A really big change, tubeless wheels on this new bike. So now, you don’t have to worry about carrying spare inner tubes, you’ve got tubeless wheels just like all the other big BMW’s, you can just plug a tire and go. That helps your tires run cooler on pavement, helps them last a little bit longer, and typically makes the tires a little bit stiffer for riding with more weight on the bike, which is great.

BMW says that they have taken care to ease the standing position on the motorcycle. So by that, what they mean is, if you’ve ridden off-road on a previous F800GS, you’ll notice that there’s a lot of sharp lines on the motorcycle in the body, primarily at the gas tank at the back, there’s two sharp corners that stop you from moving backward very far, and on the front, those two intake snorkels that come out on the bodywork. Those guys also had sharp edges on them and they blocked your knees from moving forward. From looking at the photos, it looks like they did slim the bike up quite a bit in the middle, and really smoothed out the area where you would be moving while you’re standing. Hopefully, that makes it a lot easier to move around on the motorcycle off-road.

From a few of the changes that they’ve made in the chassis here, it sounds like BMW is really trying to make this bike a more comfortable off-road machine, which is excellent. I think that’s the direction that this middle-class is going, and so I’m really curious to ride one and see how it works.

They also moved the exhaust, so BMW has a history of making a big deal out of this, which we always chuckle about. But they have realized that having the exhaust on the left hand side of the motorcycle sometimes makes it difficult to push the bike around when you aren’t standing on it because you can burn your pants on the hot exhaust. So they have now moved the exhaust to the right hand side of the motorcycle, like everybody else does, so that it’s not a problem. When they did that, they also moved the chain and sprockets to the left hand side of the motorcycle so now the F850GS is gonna be just like every other chain-drive bike, where the exhaust is on the right hand side, chain’s on the left hand side, just like it should be.

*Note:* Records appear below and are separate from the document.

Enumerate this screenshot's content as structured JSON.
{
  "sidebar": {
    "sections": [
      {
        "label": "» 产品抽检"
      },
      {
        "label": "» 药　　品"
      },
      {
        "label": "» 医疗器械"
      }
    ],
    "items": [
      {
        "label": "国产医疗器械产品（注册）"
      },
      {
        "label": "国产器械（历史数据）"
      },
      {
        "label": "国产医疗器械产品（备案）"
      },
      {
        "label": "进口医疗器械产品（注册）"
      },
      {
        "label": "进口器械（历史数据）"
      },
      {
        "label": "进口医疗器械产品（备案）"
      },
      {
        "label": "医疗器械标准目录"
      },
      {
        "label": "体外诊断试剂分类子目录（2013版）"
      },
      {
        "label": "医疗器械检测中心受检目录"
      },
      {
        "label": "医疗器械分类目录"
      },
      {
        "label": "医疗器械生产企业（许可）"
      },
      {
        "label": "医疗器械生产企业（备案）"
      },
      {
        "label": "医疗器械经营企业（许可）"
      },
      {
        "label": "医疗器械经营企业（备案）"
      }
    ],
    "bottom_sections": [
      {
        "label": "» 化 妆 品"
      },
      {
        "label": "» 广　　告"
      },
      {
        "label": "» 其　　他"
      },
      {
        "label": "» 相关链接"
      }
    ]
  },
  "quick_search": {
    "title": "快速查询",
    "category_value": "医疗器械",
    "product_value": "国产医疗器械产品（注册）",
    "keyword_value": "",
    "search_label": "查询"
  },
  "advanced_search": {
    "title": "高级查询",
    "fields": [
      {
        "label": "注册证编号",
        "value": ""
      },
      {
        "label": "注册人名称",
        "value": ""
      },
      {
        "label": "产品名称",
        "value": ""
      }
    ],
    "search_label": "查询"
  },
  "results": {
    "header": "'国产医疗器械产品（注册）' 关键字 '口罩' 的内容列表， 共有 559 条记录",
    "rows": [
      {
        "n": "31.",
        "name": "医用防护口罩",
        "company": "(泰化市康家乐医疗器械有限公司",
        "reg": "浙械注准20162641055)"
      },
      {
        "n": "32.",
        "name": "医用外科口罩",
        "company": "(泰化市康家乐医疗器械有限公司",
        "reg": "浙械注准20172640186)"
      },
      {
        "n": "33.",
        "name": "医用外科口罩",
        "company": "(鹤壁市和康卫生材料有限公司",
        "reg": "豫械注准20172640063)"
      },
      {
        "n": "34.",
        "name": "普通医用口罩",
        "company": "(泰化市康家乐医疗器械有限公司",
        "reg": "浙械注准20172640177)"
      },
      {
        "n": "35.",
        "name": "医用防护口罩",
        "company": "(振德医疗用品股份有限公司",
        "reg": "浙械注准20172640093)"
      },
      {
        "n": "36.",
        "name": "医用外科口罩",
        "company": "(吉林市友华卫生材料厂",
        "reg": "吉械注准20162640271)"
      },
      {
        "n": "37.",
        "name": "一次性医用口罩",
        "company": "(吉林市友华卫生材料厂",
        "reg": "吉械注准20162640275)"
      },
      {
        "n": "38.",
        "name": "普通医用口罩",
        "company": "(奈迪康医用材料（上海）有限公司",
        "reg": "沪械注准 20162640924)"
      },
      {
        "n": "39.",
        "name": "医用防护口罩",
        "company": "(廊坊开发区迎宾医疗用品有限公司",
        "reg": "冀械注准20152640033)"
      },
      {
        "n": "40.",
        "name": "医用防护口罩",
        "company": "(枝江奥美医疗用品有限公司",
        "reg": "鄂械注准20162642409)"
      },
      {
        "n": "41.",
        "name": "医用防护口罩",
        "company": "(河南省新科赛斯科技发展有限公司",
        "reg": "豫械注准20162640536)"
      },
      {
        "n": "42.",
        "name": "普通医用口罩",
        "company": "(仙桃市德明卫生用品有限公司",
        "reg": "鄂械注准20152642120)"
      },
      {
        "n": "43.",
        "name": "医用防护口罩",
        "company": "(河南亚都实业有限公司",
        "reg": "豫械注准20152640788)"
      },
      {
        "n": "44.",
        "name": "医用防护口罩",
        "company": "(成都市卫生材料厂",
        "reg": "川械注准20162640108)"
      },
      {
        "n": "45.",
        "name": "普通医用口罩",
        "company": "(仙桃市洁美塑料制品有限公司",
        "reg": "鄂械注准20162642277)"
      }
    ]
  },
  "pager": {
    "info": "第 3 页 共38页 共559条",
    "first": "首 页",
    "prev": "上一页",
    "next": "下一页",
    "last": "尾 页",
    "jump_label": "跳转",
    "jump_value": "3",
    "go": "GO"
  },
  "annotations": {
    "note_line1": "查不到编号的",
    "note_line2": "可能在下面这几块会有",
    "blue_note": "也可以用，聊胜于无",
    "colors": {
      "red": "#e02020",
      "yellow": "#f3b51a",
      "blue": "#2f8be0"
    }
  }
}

All right. Last thing, everybody’s really excited. How much does this bike weight? The DIN weight, which breaks down by saying, “The motorcycle is ready to ride, all its factory equipment, with a 90% full gas tank”, that means three and a half gallons, the F850GS weighs 505 pounds. That’s actually a great number. It’s in the ballpark of where the F800 was before. With the increased suspension technology, the increased electronics, the increased displacement, the increased horsepower, I think that’s gonna be really cool. One thing to be aware of, you can blame Honda for this, all these new middle-weight motorcycles, they don’t come with center stands as standard. So bear in mind that that weight is without the center stand installed. The reason they do that is because the center stand with all its pivots and its springs adds about 10 or 12 pounds to a motorcycle, so everybody’s in this weight battle where they want to be the lightest bike. So now, center stands are optional.

So again, 505 pounds with three and a half gallons of gas onboard, if you take the gas out of the tank, that comes out to 483 pounds. Really excited, that’s a great number for a middle-weight bike. We’re really looking forward to it. If you wanna learn more about the bike or the products that we’re making for it, visit our website,